Fuchsias are in the Onagraceae, or primrose family. There are between 100 to 110 species, most of which are tropical or subtropical. They are primarily found in Central and South America. The hardiest F. magellanica grows as far south as Tierra del Fuego. There are also 6 species distributed through out New Zealand and Tahiti. This explains their propensity for greenhouse culture. There seems to be only guesses at the number of cultivars world wide, ranging between 5000 to 8000. Most are crosses between F. fulgens and F. magellanica are now referred to as F. x hybrida, the parentage becoming blurred from the enthusiastic interbreeding.

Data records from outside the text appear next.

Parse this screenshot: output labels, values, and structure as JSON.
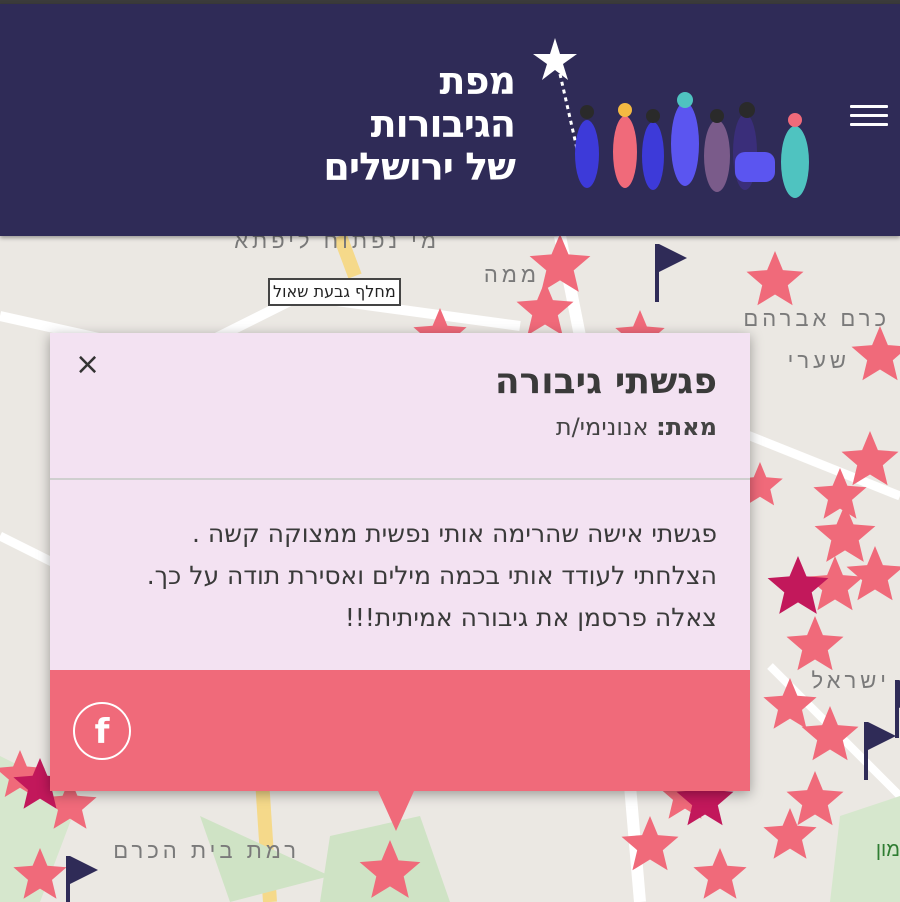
{
  "header": {
    "logo_line1": "מפת",
    "logo_line2": "הגיבורות",
    "logo_line3": "של ירושלים",
    "menu_icon": "hamburger-icon"
  },
  "map": {
    "bus_stop_label": "מחלף גבעת שאול",
    "place_labels": [
      "מי נפתוח ליפתא",
      "ממה",
      "כרם אברהם",
      "רמת בית הכרם",
      "שערי",
      "ישראל",
      "מון"
    ],
    "colors": {
      "star": "#f06a7a",
      "star_dark": "#c2185b",
      "flag": "#2f2b57"
    }
  },
  "popup": {
    "title": "פגשתי גיבורה",
    "from_label": "מאת:",
    "from_value": "אנונימי/ת",
    "body_lines": [
      "פגשתי אישה שהרימה אותי נפשית ממצוקה קשה .",
      "הצלחתי לעודד אותי בכמה מילים ואסירת תודה על כך.",
      "צאלה פרסמן את גיבורה אמיתית!!!"
    ],
    "close_symbol": "×",
    "share_symbol": "f",
    "colors": {
      "background": "#f3e2f2",
      "footer": "#f06a7a"
    }
  }
}
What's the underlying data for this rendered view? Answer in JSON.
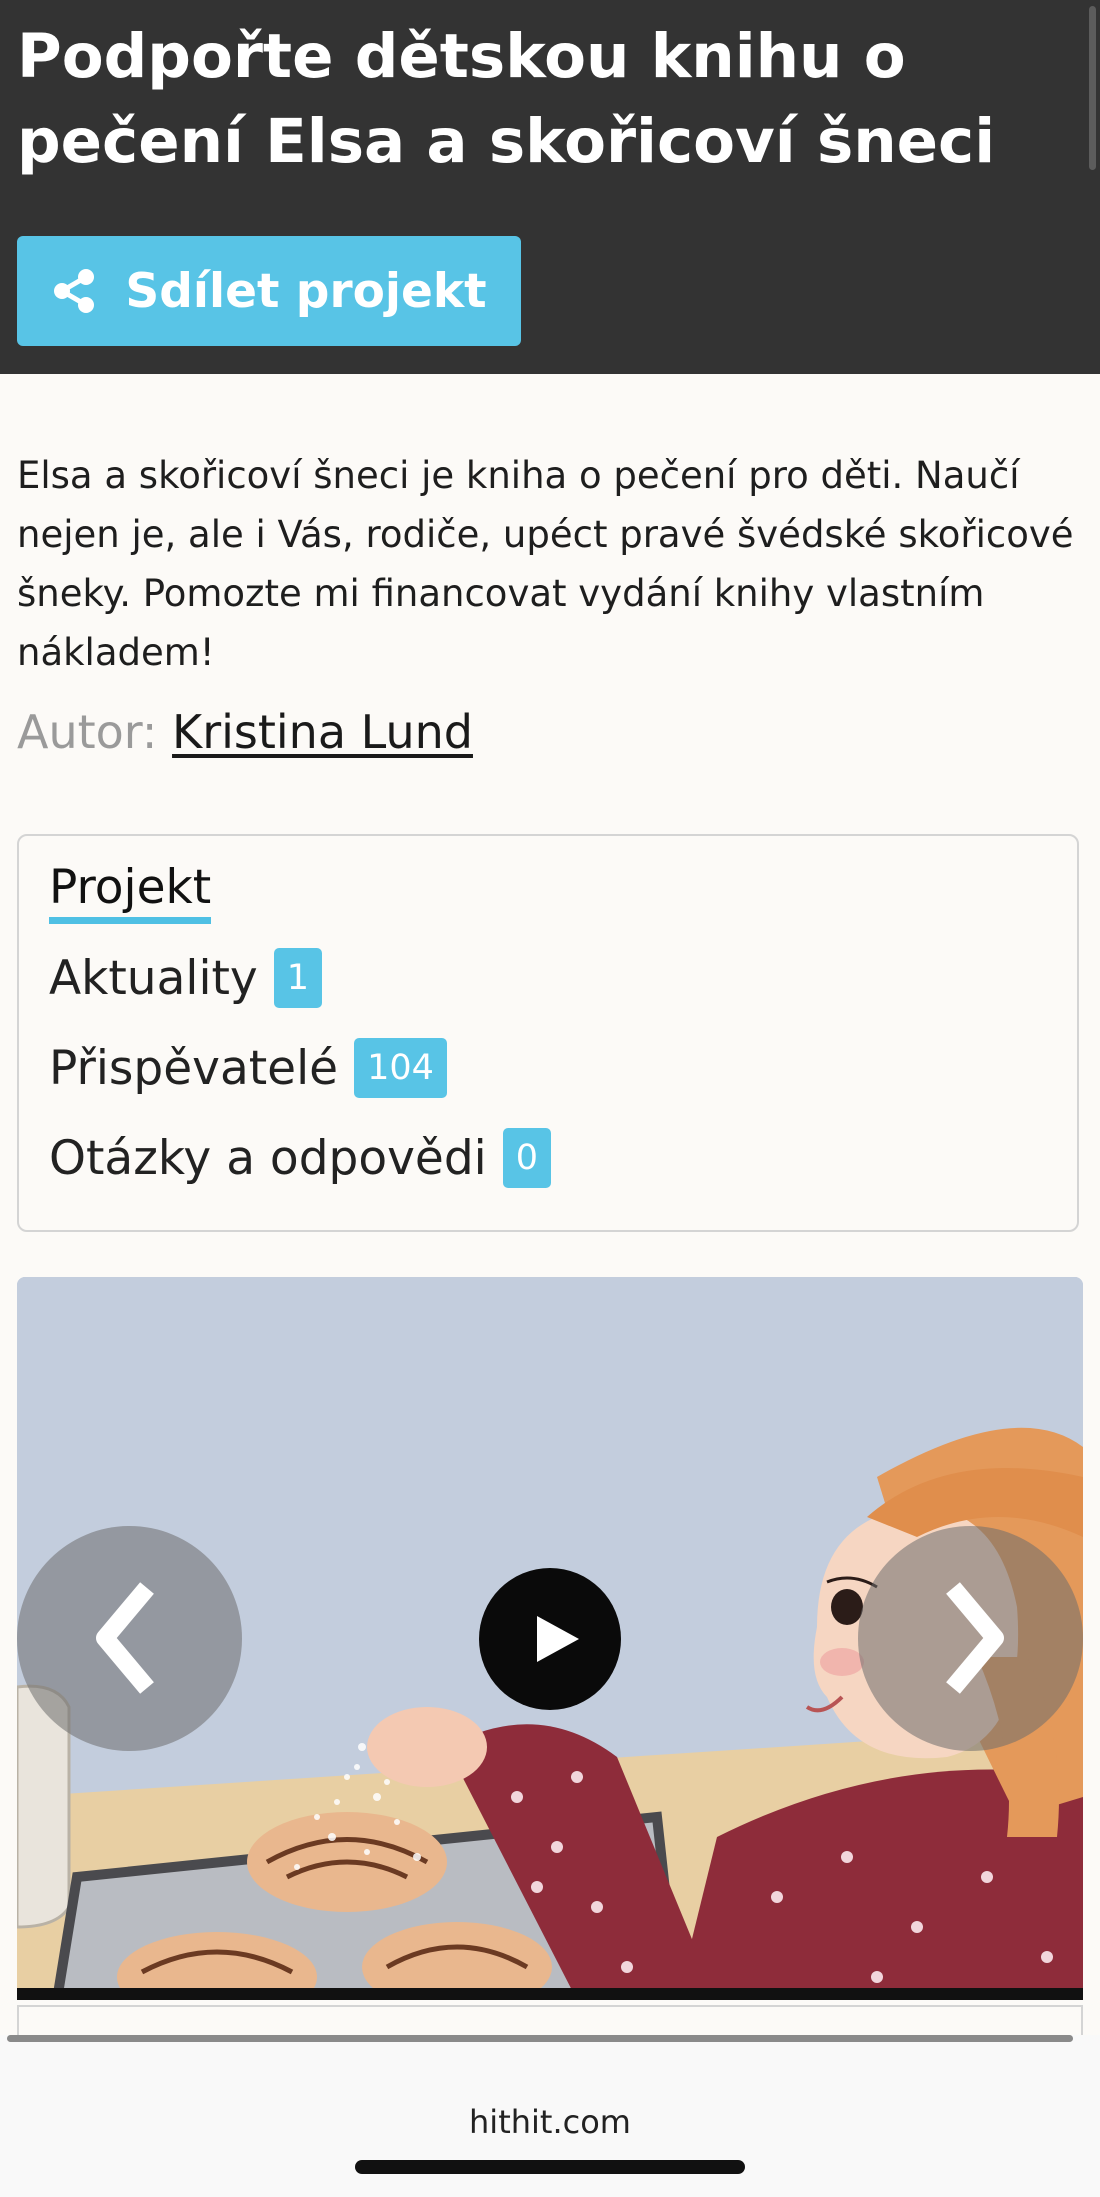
{
  "header": {
    "title": "Podpořte dětskou knihu o pečení Elsa a skořicoví šneci",
    "share_label": "Sdílet projekt",
    "share_icon": "share-icon",
    "background_color": "#333333",
    "accent_color": "#58c4e6"
  },
  "description": "Elsa a skořicoví šneci je kniha o pečení pro děti. Naučí nejen je, ale i Vás, rodiče, upéct pravé švédské skořicové šneky. Pomozte mi financovat vydání knihy vlastním nákladem!",
  "author": {
    "label": "Autor:",
    "name": "Kristina Lund"
  },
  "project_nav": {
    "items": [
      {
        "label": "Projekt",
        "active": true
      },
      {
        "label": "Aktuality",
        "count": "1"
      },
      {
        "label": "Přispěvatelé",
        "count": "104"
      },
      {
        "label": "Otázky a odpovědi",
        "count": "0"
      }
    ]
  },
  "media": {
    "prev_glyph": "❮",
    "next_glyph": "❯",
    "play_icon": "play-icon"
  },
  "browser": {
    "url": "hithit.com",
    "page_progress": 1.0
  }
}
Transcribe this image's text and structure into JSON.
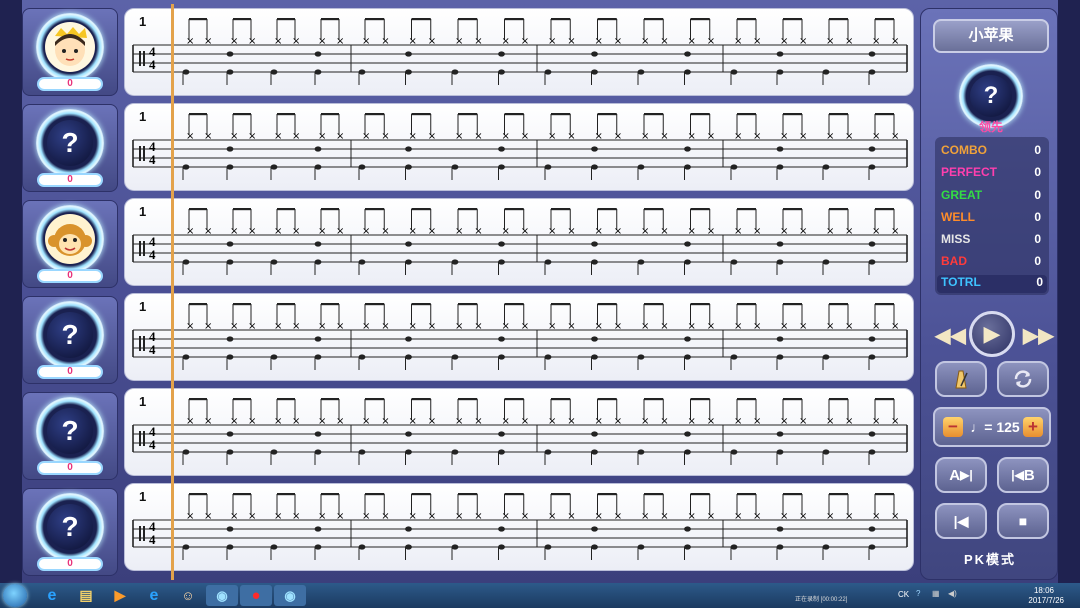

I am particularly lucky to live in the Northwest and to have a client whose garden is well situated for hardy fuchsia cultivation. Here are some of my favorites:
Fuchsia magellanica var gracilis 'Aurea' has performed incredibly well in a very sunny border that tends toward dryness, not usually recommended for fuchsias. It's startling yellow foliage sets off the red and purple flowers. It often winters over without die back, though when it doesn't it shows no reluctance to grow vigorously from the roots.
'Cardinal' was sold to me as hardy. I have my doubts. It absolutely flagged in this summer's heat, I was ready to pull it out. Luckily I didn't, it is now over 3 feet tall and heavy with flower.
'Leverkusen' is a new one in the Northwest, with promises of hardiness. We will see. I bought it in bloom in April and it has not ceased since. It also did not like the heat, dropping flowers and looking fatigued. It bounced back remarkably though and shows no sign of giving up. The cerise flowers packed densely make an incredible display in a half shady corner of my client's garden.
F. magellanica 'Variegata' is another super hardy one with great foliage setting off the scarlet and purple flowers. It reads very nicely from a distance in one of the more expansive parts of the garden.
'Lambada' is a lovely fuchsia possibly hardy with mulching. Though listed as heat tolerant and a prolific bloomer by The Earthworks Fuchsias, it was reluctant to grow or bloom in the summer heat, now it sends out new growth and plenty of flowers. A month after the party , of course.
This is 'California' the only fuchsia I need. The combination of flamingo pink and coral is cheerful without being insipid. The guys at Joy Creek Nursery in Oregon, a great source for hardy fuchsias, said it was hardy for them. This is one I love too much to put to the test, I'll drag it into the cool greenhouse for the winter.